**Task requirements**
Across the entries below, how many lines include the word "신청하시기"? Reply with only the number.

**Supplied information**
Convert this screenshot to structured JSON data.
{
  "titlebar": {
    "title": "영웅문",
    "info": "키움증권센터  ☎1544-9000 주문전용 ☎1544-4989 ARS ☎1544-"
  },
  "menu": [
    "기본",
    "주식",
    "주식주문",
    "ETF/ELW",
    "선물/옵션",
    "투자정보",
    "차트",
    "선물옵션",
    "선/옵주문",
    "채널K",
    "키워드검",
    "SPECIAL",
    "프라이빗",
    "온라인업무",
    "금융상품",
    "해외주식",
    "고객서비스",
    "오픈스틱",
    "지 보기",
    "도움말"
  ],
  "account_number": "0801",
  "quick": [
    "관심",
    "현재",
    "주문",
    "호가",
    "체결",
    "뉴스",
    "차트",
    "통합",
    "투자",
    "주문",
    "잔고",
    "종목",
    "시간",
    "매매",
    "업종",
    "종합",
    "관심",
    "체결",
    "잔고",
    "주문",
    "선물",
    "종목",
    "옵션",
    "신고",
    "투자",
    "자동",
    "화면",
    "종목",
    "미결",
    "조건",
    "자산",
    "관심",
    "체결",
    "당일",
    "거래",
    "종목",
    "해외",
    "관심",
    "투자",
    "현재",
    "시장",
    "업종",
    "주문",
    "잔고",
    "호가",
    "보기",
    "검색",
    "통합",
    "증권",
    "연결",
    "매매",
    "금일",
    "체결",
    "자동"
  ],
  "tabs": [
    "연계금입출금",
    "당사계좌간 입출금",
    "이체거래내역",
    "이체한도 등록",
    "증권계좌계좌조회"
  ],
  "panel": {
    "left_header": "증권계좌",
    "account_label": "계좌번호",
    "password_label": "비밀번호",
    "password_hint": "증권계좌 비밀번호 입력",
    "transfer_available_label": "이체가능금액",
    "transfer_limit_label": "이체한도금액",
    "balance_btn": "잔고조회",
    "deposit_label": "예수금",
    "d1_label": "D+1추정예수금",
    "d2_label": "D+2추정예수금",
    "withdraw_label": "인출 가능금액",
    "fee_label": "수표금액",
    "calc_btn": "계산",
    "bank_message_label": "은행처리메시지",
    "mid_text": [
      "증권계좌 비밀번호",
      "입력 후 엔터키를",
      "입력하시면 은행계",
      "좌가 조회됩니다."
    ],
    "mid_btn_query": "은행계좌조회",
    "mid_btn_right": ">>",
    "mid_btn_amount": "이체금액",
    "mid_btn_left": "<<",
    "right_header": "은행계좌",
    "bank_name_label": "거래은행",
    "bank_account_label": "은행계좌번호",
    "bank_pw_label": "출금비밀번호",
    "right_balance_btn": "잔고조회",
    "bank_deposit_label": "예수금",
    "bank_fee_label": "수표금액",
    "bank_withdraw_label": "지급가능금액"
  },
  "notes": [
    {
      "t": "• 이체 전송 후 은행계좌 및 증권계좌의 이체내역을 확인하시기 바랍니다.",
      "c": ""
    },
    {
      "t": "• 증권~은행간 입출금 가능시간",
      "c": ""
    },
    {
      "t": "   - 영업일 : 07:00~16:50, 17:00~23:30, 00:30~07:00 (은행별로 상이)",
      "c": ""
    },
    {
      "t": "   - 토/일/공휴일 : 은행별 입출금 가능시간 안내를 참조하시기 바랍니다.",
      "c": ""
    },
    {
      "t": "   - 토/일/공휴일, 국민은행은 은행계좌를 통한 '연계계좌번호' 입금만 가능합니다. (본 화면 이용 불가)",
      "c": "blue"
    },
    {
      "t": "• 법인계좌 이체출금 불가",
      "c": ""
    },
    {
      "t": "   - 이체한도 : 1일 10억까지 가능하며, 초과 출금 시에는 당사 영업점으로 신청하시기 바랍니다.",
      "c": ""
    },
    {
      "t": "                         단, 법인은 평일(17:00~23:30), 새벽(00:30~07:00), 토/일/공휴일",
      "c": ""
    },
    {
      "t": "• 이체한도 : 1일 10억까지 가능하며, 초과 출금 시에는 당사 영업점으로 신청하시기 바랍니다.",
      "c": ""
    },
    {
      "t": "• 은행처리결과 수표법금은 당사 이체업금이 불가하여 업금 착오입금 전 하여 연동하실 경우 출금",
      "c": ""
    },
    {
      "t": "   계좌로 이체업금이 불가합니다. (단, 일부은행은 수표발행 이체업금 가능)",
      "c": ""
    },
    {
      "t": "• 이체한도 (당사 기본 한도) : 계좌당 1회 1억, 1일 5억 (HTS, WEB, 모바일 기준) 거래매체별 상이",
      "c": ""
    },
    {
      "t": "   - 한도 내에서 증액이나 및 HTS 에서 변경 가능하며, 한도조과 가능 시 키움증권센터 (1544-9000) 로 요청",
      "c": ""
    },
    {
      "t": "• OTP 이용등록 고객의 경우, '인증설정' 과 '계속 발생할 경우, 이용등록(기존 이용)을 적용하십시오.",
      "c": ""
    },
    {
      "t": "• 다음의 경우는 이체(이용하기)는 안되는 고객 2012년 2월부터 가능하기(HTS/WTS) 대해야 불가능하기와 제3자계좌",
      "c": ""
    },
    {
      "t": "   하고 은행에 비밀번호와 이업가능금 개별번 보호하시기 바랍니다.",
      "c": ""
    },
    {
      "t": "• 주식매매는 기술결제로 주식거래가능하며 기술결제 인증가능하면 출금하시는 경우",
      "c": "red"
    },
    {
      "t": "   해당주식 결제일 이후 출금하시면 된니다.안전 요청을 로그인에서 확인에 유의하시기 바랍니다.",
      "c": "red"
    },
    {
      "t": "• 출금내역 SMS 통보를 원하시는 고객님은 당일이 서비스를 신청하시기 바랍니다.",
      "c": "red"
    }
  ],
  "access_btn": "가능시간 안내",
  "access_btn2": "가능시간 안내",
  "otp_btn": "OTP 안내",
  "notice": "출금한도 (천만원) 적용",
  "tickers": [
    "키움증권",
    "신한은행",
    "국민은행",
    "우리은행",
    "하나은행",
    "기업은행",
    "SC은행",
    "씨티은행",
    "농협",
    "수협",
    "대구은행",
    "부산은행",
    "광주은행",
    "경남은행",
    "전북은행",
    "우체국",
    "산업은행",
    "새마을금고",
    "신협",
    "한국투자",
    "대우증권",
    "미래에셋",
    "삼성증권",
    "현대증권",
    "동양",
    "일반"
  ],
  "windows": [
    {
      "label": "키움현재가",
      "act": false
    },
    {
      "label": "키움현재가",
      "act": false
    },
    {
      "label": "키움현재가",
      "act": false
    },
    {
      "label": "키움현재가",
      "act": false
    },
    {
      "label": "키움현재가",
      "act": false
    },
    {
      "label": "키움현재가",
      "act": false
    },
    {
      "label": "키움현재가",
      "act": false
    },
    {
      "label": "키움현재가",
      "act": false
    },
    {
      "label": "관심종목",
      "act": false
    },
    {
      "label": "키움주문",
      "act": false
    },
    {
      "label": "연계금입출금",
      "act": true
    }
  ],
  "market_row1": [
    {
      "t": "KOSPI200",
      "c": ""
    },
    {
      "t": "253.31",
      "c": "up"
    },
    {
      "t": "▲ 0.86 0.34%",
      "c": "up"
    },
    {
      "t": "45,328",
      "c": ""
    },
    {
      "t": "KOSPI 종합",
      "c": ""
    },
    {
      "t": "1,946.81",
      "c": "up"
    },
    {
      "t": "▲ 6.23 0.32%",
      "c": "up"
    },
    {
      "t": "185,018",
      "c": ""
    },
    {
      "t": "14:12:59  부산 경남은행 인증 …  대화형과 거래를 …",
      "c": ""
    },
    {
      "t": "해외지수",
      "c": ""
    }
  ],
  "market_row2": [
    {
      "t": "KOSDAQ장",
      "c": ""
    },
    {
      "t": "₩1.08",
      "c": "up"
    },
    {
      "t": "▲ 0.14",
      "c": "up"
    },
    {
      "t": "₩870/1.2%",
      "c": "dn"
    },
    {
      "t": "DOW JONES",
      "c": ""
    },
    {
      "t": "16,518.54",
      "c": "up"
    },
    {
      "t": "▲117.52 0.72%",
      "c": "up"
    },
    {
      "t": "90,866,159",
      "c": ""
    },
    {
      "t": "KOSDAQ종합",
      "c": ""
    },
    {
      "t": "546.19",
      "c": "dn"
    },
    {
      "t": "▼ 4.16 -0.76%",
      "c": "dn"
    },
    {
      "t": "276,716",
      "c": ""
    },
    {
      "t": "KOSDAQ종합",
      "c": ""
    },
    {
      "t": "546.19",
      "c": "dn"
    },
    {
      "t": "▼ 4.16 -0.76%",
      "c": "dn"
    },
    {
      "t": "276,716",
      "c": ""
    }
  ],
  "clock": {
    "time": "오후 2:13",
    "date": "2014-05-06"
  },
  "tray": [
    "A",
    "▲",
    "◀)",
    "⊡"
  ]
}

**Response to the task**
3